━━━ LISTED ENTRIES ━━━
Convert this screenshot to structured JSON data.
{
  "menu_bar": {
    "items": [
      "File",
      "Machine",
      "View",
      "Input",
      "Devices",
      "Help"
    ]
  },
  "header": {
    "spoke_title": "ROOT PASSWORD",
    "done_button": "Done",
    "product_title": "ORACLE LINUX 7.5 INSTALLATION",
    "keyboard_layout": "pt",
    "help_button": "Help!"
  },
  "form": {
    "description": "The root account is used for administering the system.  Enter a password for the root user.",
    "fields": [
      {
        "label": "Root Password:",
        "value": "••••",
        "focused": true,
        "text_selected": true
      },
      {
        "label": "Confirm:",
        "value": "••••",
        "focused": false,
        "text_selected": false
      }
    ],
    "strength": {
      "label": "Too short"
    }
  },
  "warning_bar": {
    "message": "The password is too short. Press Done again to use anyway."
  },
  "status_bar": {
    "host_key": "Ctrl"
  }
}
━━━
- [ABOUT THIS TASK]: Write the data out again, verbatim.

- [TASK ANSWER]:
Convert this screenshot to structured JSON data.
{
  "menu_bar": {
    "items": [
      "File",
      "Machine",
      "View",
      "Input",
      "Devices",
      "Help"
    ]
  },
  "header": {
    "spoke_title": "ROOT PASSWORD",
    "done_button": "Done",
    "product_title": "ORACLE LINUX 7.5 INSTALLATION",
    "keyboard_layout": "pt",
    "help_button": "Help!"
  },
  "form": {
    "description": "The root account is used for administering the system.  Enter a password for the root user.",
    "fields": [
      {
        "label": "Root Password:",
        "value": "••••",
        "focused": true,
        "text_selected": true
      },
      {
        "label": "Confirm:",
        "value": "••••",
        "focused": false,
        "text_selected": false
      }
    ],
    "strength": {
      "label": "Too short"
    }
  },
  "warning_bar": {
    "message": "The password is too short. Press Done again to use anyway."
  },
  "status_bar": {
    "host_key": "Ctrl"
  }
}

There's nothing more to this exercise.